The cannabis industry is like Schrödinger’s cat: both legal and illegal, with its fate linked to an event that may or may not happen and the industry can’t control. Fortunately for us, we’re not sealed inside a box with a radioactive particle that could kill us. Instead, our state of being is wholly dependent on a small group of demagogues high atop Mount Washington D.C. who would rather debate the meaning and relative merits of “woke” than fix Social Security, amend the federal tax system, or prop up the country’s crumbling infrastructure. One might imagine legalizing cannabis would be much less complicated than any of those things. Yet here we are, three months into the 118th session of Congress, and we’re only slightly closer to ending prohibition than we were when the first state went rogue during the 104th.
I don’t know about you, but I’m losing patience with that do-nothing bunch of so-called leaders up yonder. At this point they’re so disorganized I’m not even sure they can be called followers with a straight face.
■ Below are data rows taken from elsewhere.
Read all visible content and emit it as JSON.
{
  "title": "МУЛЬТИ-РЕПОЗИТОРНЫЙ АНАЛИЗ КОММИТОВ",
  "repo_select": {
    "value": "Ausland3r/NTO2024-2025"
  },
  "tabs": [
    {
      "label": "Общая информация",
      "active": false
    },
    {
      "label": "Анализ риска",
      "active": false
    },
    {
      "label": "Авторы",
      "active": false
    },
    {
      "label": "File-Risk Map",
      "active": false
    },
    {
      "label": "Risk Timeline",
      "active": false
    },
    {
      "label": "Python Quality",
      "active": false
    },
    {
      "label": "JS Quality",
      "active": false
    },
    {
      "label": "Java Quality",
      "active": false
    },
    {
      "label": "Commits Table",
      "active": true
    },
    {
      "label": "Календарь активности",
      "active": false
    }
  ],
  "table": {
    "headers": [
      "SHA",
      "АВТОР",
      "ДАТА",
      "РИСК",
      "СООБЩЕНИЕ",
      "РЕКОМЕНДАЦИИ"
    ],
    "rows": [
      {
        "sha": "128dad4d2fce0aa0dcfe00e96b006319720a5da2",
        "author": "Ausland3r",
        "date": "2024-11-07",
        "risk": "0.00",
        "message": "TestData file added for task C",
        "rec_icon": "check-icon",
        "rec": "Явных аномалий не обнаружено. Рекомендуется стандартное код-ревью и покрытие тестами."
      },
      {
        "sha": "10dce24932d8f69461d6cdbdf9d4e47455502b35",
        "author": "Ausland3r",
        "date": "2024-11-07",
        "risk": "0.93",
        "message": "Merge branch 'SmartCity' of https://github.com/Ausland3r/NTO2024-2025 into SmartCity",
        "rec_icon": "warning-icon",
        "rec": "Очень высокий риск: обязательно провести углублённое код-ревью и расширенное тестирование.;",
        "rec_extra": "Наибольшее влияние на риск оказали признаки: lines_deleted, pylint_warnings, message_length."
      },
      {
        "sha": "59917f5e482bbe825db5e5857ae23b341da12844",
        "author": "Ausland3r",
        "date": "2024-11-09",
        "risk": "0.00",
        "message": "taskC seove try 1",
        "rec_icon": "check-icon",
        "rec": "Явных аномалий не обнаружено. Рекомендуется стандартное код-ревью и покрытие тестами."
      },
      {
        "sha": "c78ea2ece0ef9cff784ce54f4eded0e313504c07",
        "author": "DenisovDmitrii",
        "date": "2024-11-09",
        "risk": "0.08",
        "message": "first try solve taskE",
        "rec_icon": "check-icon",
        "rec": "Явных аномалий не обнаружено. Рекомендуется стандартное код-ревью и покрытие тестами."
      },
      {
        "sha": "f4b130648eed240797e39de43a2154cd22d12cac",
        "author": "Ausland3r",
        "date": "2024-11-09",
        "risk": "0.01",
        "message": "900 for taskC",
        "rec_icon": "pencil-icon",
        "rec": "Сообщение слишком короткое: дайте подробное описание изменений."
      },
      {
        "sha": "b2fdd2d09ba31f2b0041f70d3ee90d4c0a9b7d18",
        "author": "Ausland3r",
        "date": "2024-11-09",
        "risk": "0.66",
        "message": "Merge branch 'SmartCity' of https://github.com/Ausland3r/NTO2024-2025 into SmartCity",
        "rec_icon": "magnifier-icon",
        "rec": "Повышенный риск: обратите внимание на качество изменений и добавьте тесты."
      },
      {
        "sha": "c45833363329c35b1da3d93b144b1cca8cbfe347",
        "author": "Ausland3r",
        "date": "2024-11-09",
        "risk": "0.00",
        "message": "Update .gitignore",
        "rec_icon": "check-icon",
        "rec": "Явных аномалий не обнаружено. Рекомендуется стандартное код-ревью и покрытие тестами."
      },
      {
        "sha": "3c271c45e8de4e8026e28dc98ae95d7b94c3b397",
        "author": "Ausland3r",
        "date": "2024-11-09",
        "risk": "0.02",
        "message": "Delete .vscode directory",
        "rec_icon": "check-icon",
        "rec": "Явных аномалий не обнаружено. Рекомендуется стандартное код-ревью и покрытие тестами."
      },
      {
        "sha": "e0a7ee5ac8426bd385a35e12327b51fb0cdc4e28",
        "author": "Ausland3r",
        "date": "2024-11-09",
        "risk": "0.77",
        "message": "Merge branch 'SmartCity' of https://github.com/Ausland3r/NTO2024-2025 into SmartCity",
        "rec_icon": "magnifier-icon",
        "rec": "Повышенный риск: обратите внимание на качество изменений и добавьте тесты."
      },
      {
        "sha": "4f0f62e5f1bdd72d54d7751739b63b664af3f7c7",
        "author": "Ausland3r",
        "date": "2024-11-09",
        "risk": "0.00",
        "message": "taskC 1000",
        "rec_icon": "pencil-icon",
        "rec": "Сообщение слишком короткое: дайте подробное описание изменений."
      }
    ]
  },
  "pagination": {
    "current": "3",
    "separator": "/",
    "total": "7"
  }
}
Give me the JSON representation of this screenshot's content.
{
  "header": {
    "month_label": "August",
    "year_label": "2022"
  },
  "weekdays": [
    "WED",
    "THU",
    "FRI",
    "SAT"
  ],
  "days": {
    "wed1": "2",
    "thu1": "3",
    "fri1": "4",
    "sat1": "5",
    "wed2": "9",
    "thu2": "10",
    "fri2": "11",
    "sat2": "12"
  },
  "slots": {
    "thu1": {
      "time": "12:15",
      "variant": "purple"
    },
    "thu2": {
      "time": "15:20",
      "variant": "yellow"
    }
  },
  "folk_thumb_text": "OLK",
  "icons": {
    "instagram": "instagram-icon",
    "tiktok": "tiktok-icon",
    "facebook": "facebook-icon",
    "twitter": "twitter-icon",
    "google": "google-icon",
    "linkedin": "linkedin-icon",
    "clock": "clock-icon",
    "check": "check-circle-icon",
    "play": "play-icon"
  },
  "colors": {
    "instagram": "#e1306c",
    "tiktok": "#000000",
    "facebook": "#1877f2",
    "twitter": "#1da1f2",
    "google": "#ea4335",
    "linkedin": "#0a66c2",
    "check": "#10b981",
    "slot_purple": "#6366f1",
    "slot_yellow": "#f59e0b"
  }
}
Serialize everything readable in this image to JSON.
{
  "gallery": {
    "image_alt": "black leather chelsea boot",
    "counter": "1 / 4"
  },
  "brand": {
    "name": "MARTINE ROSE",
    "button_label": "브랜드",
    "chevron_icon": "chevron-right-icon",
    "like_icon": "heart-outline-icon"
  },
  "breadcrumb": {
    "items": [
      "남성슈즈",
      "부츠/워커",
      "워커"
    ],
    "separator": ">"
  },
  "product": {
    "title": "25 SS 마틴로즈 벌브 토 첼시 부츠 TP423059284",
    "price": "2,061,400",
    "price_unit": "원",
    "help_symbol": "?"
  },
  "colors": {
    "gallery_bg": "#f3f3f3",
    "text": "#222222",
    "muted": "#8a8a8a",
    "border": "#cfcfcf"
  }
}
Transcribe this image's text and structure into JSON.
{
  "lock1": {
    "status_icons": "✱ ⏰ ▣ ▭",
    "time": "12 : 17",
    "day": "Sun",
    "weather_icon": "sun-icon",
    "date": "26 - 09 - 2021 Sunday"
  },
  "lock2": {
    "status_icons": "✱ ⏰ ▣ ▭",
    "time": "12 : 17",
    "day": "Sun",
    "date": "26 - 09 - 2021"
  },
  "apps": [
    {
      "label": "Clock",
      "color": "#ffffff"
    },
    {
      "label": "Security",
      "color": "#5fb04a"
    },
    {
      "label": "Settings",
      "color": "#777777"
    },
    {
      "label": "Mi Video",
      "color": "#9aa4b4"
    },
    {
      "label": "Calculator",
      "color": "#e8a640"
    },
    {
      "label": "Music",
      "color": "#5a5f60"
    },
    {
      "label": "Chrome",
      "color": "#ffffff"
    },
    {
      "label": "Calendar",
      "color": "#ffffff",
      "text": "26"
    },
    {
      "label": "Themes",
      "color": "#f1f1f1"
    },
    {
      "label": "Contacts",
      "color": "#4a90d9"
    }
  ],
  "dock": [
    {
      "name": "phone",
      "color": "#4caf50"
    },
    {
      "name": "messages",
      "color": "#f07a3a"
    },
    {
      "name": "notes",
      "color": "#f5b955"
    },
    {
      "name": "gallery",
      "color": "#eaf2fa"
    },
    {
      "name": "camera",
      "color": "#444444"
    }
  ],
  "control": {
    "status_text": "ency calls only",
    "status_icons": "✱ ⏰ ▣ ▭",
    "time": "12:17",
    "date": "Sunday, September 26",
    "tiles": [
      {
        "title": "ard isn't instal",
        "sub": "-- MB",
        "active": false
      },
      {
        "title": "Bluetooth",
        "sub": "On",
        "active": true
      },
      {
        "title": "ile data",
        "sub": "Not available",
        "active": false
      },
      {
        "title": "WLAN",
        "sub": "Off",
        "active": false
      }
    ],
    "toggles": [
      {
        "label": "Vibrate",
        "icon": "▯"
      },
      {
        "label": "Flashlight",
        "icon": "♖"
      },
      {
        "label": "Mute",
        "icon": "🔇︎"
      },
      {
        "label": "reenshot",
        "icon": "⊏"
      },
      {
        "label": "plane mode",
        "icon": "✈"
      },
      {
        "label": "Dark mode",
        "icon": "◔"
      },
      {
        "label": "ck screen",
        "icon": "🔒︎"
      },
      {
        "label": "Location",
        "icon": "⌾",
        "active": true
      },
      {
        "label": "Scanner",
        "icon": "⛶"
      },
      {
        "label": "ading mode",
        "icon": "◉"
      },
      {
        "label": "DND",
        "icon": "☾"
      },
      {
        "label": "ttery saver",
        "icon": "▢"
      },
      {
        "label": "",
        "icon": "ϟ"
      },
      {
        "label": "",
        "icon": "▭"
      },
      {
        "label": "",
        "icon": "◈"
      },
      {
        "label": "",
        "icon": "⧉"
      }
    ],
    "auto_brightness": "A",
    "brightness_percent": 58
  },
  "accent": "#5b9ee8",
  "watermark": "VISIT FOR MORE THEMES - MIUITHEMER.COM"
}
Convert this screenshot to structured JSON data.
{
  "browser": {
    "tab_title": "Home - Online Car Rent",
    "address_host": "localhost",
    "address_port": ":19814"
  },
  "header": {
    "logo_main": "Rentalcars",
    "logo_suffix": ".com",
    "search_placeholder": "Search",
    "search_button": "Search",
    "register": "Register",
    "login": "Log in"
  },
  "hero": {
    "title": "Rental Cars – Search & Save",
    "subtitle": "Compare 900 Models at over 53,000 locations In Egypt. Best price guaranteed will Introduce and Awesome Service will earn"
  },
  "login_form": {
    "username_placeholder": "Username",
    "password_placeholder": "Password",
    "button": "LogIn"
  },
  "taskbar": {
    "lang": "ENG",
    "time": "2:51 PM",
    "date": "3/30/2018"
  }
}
Lately I’ve begun to worry they’re playing havoc with the quantum universe. The Many-Worlds Interpretation (MWI) of quantum mechanics postulates that every possible outcome actually occurs simultaneously in some parallel world, creating a multiverse in which an infnite number of realities exist in the same time and space but remain distinctly separate from and not discernible by the others. That’s why Schrödinger’s cat is both alive and dead, at least until someone opens the box. At that point the cat is frozen in one state (ante- or postmortem) in that reality. In MWI, time looks like a many-branched tree, where new realities split off at quantum events—essentially any decision or occurrence. There are realities, for example, where the Confederacy won the American Civil War, the Nazis won World War II, and Ukraine didn’t fight back when Russia invaded.
There also are realities in which the United States Congress quit playing around and ended prohibition—and there are a bunch of those realities, because a new one formed at every point Congress could have embraced reform in our reality (and every alternative reality) but didn’t.
Multiverse theory isn’t new. Greek philosophers including Democritus mulled the concept in the fifth century BCE. MWI is only a more refined version, and it’s not all that controversial as theoretical physics goes. In a way, that’s encouraging. If nothing else, MWI provides hope that our reality will win the lottery one of these days and the industry can quit lingering in this weird,
Schrödinger-like limbo. This me in this reality is of the opinion that day can’t come too soon.